On 20/21 November the CDRSEE hosted an international conference in Thessaloniki, bringing together 18 academics, 11 educators and 12 representatives of National and Regional institutions to assess, re-enforce and further develop tools for History Education fostering European Integration.
Participants from 15 countries gathered, offering creative ideas for new innovative educational products made in Southeast Europe. Products that will have the capacity to follow the already well established and acknowledged Joint History Project that started off 10 years ago on the initiative of Thessaloniki Citizens.
The conference not only featured key note contributions from distinguished Southeast European experts, notably from Costa Carras and Halil Berktay, but also the views of international academia, teachers from throughout the region and members of the offices of the European Commission and the Regional Cooperation Council. The aim was to include a multitude of committed individuals in the process of bringing history education up to current requirements.

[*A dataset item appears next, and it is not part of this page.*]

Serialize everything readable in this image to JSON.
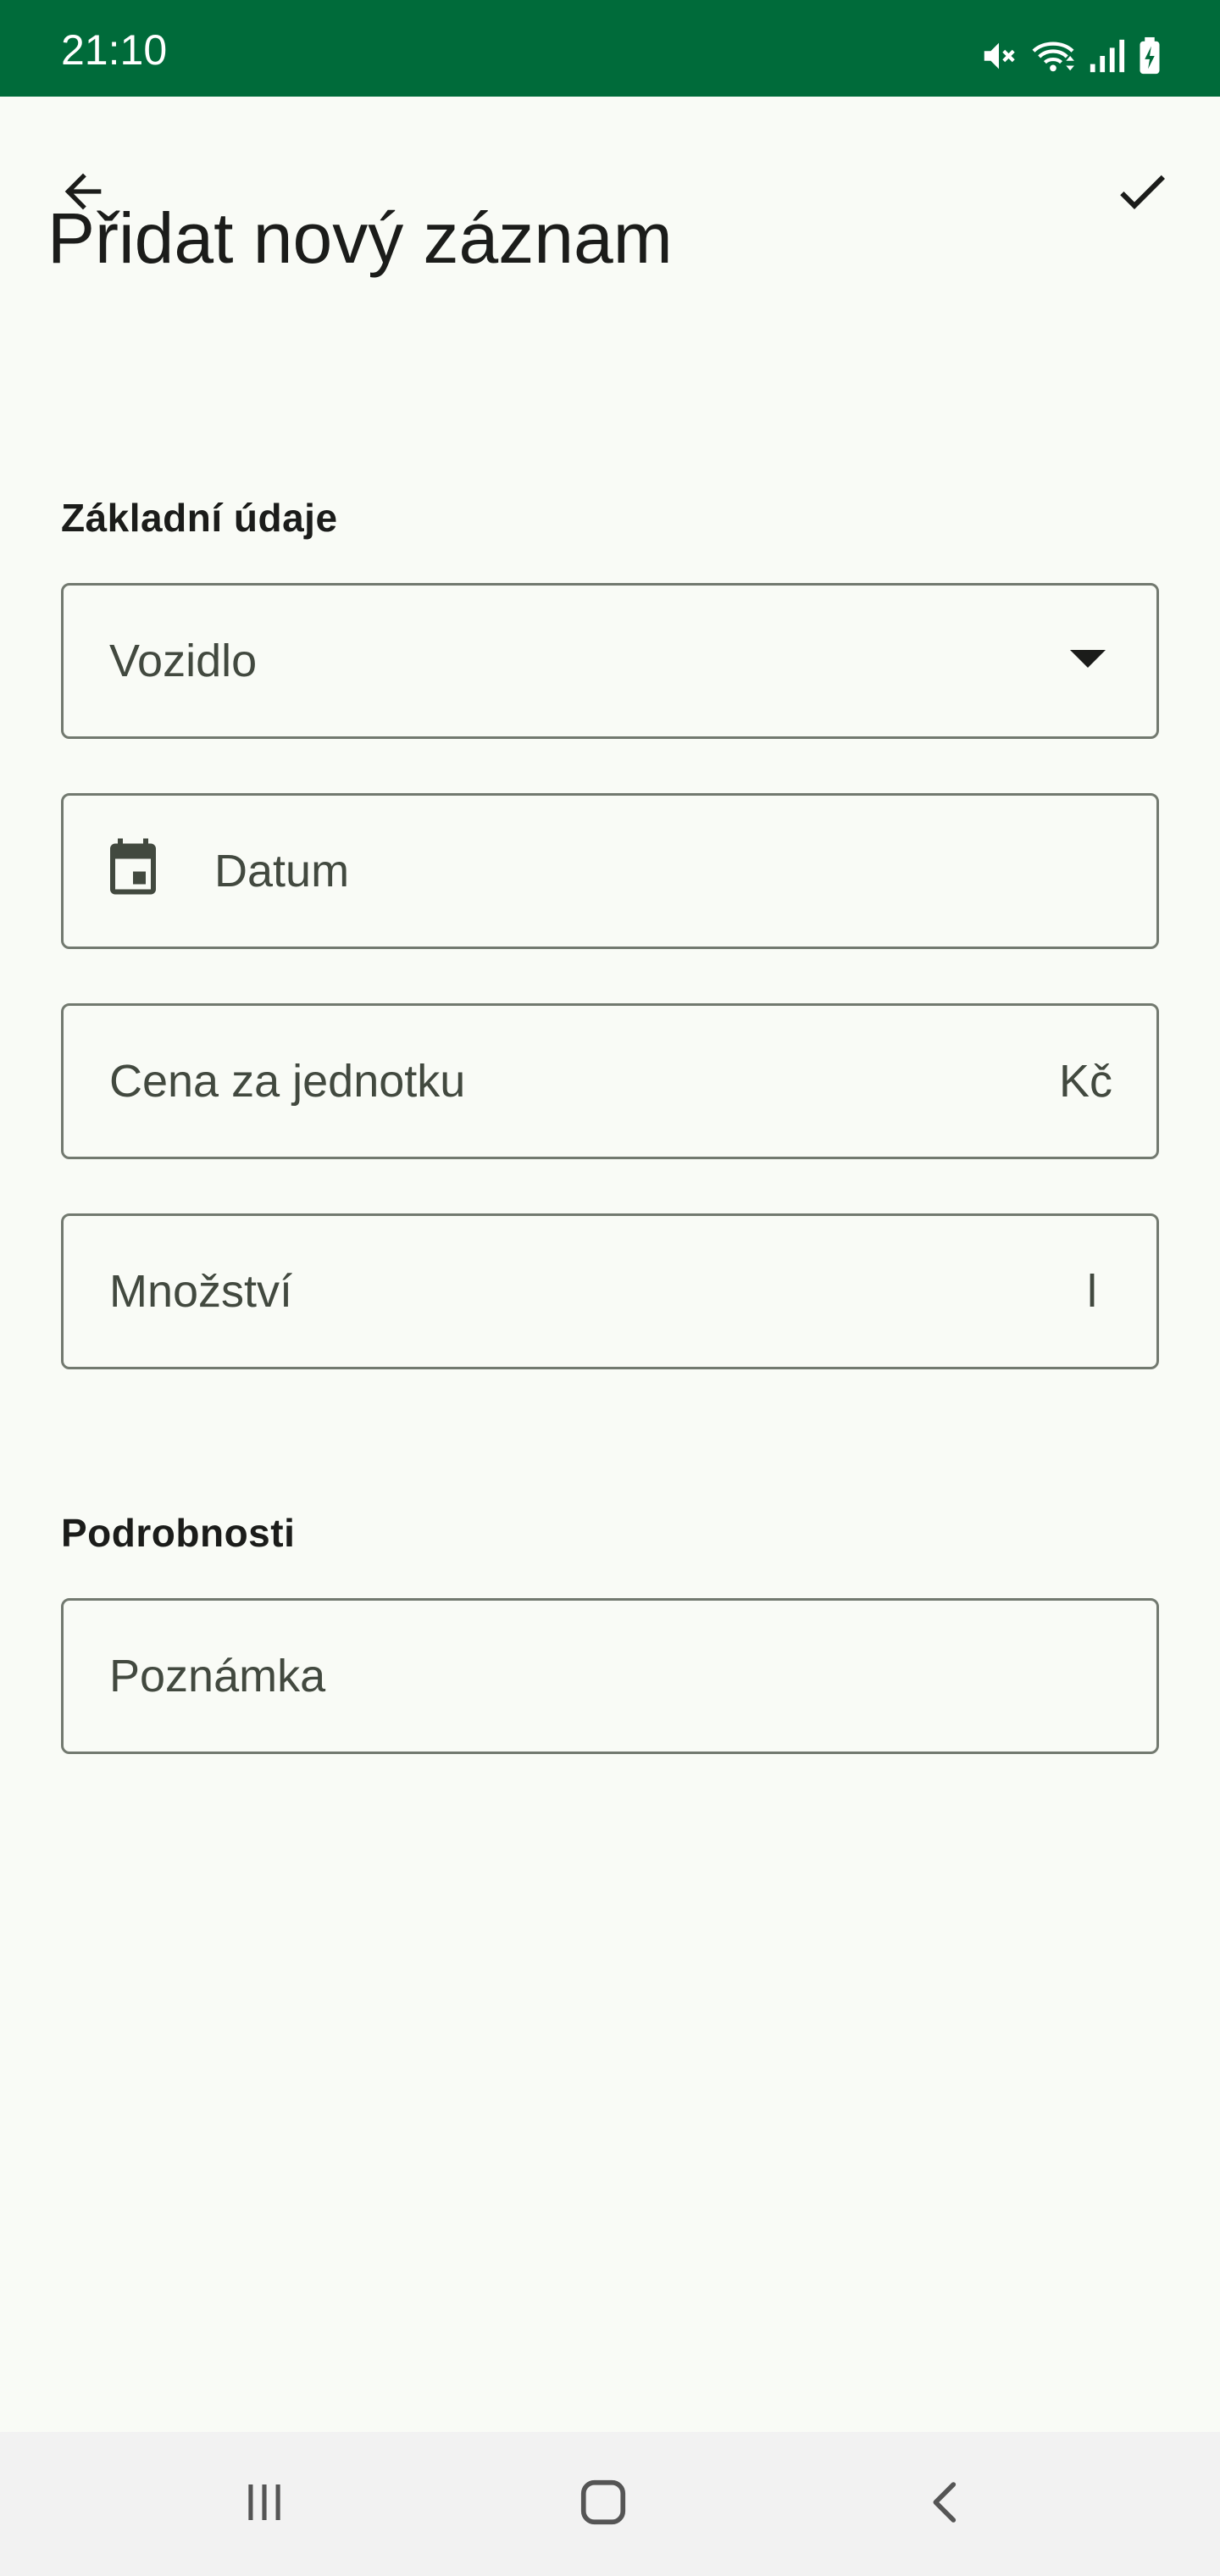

Discussions revealed various challenges in reforming the existing curricula that often are reduced to simply teaching the national storyline, offer little space for discussion in classrooms, but instead still rely on an approach of memorising data. This is not necessarily only rooted in nationalistic political agendas, but also in the fear of politicians to step into the very sensitive topic of history teaching that bears a lot of pitfalls for publicly discrediting yourself, but little opportunity for distinguishing yourself positively. Public opinion, however, is heavily influenced by the media which consequently can play a decisive constructive or destructive role in the reform process.
The conference was a logical step following up on the achievements of the Joint History Project, an initiative that aims at ongoing, informed, significant and realistic change in historical research and education in Southeast Europe.

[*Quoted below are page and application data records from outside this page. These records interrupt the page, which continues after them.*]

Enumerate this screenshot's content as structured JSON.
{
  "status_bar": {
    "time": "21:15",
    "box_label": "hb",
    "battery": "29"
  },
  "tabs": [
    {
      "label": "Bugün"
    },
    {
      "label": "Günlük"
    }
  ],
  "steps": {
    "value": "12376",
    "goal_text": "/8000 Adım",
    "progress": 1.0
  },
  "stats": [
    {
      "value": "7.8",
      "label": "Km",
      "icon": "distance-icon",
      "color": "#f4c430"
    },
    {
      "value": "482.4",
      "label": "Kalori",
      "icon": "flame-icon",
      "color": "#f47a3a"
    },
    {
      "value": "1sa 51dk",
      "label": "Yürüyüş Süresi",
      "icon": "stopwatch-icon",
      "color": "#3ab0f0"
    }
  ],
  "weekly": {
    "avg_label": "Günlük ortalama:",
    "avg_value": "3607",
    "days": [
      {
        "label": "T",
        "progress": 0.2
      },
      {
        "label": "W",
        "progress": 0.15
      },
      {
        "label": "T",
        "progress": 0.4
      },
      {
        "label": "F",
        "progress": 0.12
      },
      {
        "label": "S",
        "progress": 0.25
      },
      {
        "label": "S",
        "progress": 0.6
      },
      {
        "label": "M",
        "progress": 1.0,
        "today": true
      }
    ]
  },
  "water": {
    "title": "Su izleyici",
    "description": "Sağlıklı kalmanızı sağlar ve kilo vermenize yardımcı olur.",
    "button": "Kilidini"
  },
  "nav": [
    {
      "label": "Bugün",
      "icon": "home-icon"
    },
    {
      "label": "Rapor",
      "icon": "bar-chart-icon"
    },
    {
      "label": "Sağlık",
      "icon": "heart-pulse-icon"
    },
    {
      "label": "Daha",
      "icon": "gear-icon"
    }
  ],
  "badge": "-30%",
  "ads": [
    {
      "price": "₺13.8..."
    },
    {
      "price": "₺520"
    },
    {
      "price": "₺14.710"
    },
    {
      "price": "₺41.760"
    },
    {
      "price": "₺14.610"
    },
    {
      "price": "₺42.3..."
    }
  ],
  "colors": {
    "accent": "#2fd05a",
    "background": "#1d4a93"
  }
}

The JHP has offered to the region an innovative joint approach of comparative and multi-perspective history teaching with four workbooks, which are a compilation of original historical sources around four topics prominent in all South East European Curricula. The materials were created by a diverse team of experts, teachers and scholars from across the region: a writing team of 20 people (a general editor, 5 Workbook editors and 14 contributors) and an evaluation team of 40 teachers. To date, the Workbooks have been produced in 8 languages and almost 1000 teachers were trained in 35 workshops in the whole of Southeast Europe.
This unique education tool was acknowledged in the European Parliament as a valuable contribution to stability in the region and has, according to our assessment, far more capacities, one of them being, fostering the European Integration Process.
The European Integration, process, indeed, is one of the most ambitious tasks on the European agenda, with multifaceted dimensions ranging from the creation of a possible European Identity to defining borders in which the European Union can function. In this aspect it is a central task and our duty to encourage policy makers on a regional level to discuss education concepts that foster acceptance for cultural diversity and tolerance within their societies. Especially in times of crisis which are feeding nationalistic sentiments it is academia and courageous citizens that can defend the societal achievements that stood at the very beginning of the vision to a united Europe.
The conference revealed that while reforms are ongoing in all of the countries, there is much more to be done if we want to catch up with European standards and requirements for modern skills. Memorising knowledge is an outdated methodology, which needs to be replaced by didactics that foster the ability for critical thinking and for multidisciplinary and multi-perspective analysis, while at the same time encourage our students to develop social skills that have the capacity to build bridges and open opportunities.
Given the central geographical position of Thessaloniki, the city is more committed than any other city within the European Union, to the development of the Balkans. It is a place that shares so much history and for the region to truly prosper, the future should be a shared one as well.